What happens in Vegas, stays in Vegas.
Or so they say. The “What Happens in Vegas” motto, a creation of the Las Vegas Convention and Visitors Authority, has proven one of the more culturally significant commercial slogans of recent years (it’s up there, in terms of popularity, with “Got Milk?” and “I Just Saved a Bunch of Money on My Car Insurance…”). Vegas’s slogan has spawned a movie and countless parodies, not to mention successfully rebranding the casino town from its family-friendly 90s incarnation to an image that better suits it–the sort of Sin City that inspired The Hangover.
Unfortunately, a big part of what happens in Vegas–construction jobs, economic growth, gambling and tourism revenue–has not been staying in Vegas.
For decades, Americans have been complaining that its manufacturing, call center, and many high-tech jobs have been “moving to China” (China, in American rhetoric, seems to be the catch-all nation when complaining about American jobs going overseas, as if all our jobs are now in China. This isn’t true: some U.S. jobs have gone to India and Vietnam and Malaysia…)
Anyway, people fretting over American outsourcing can add one more industry to their list of things “outsourced-to-China”: Casino resorts.
See that image above? Sure, you say. That’s the Venetian, the opulent mega-casino and resort in Las Vegas.
Actually, that’s a picture of the Venetian in Macau.
A quick geography lesson: Macau is a Chinese territory on the South China Sea, with a special political status similar to that of its neighbor, Hong Kong. Macau is the only place in China where it’s legal to gamble, which makes it a hugely desirable target for international and local investors.
As the BBC reports:
Macau eclipsed Vegas in terms of gambling revenues back in 2006. Now the island rakes in an incredible five times the city’s total pot, over $30bn (£23bn) a year, compared to the $6bn (£4.5bn) earned in Vegas.
Ouch! Unlike other aspects of the economic shift from the U.S. to emerging markets, the simultaneous growth of Macau and relative stagnancy of Las Vegas are not directly correlated. Las Vegas isn’t suffering from lowered real estate costs, a depressed construction market, and underwhelming performance simply because its eastern counterpart is thriving.

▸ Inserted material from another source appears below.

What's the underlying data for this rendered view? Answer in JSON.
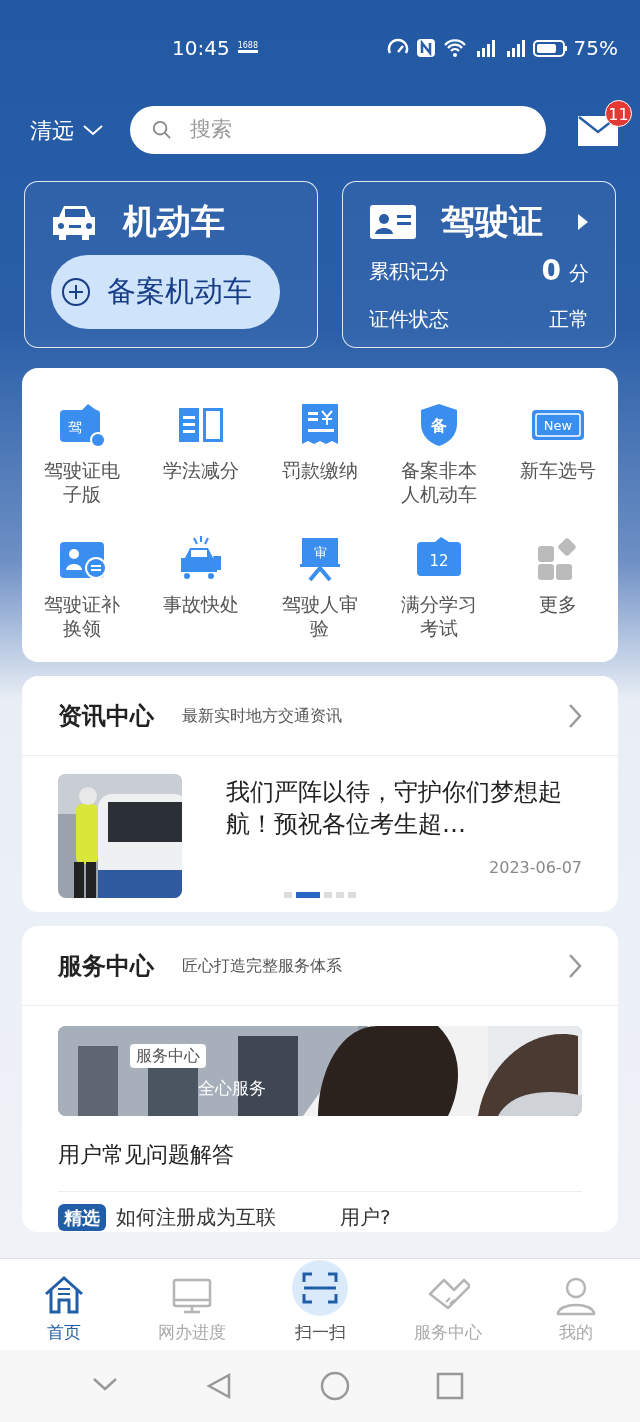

In recent years, and despite its continuing popularity among tourists and gamblers, Las Vegas’s economy has been battered on all fronts: the recession pummeled consumer confidence and luxury-related spending; home prices sank, new residential construction all but vanished, commercial vacancies grew, and to top it all off, other states are trying to cash in on Vegas’s lifeblood with legalized gambling, creating new competition all over the map.
So. Will all those public companies and private equity groups that have invested in hospitality, gaming, and related real estate on the Strip now outsource their capital to Macau? Well, here’s thing:
Caesars, the largest owner of U.S. casinos, was shut out a decade ago when the Chinese government opened the Macau market to foreign companies. Six operators, including U.S.-based Las Vegas Sands Corp., MGM Resorts International (MGM ) and Wynn Resorts (WYNN ) now hold concessions. Caesars’ attempts to break in have failed as the market swelled to $33 billion last year. ’… I’ve talked to everyone,” [Caesars CEO] Loveman said. “I don’t think you’re going to see another American casino operator have a very bright future in Macau.’ (Bloomberg)
It looks like the government restrictions that once made gambling so profitable for casino and real estate investors in Las Vegas are now benefiting those in Macau–but U.S. big shots like Caesars are being left out in the cold. Which just means they’ll be looking more closely at projects in U.S. markets.
In America, gambling is here to stay, but I’m less confident about the relationship between casinos and hospitality real estate. Not to say these sectors will disband entirely, but I don’t see too many more Venetians being developed any time soon.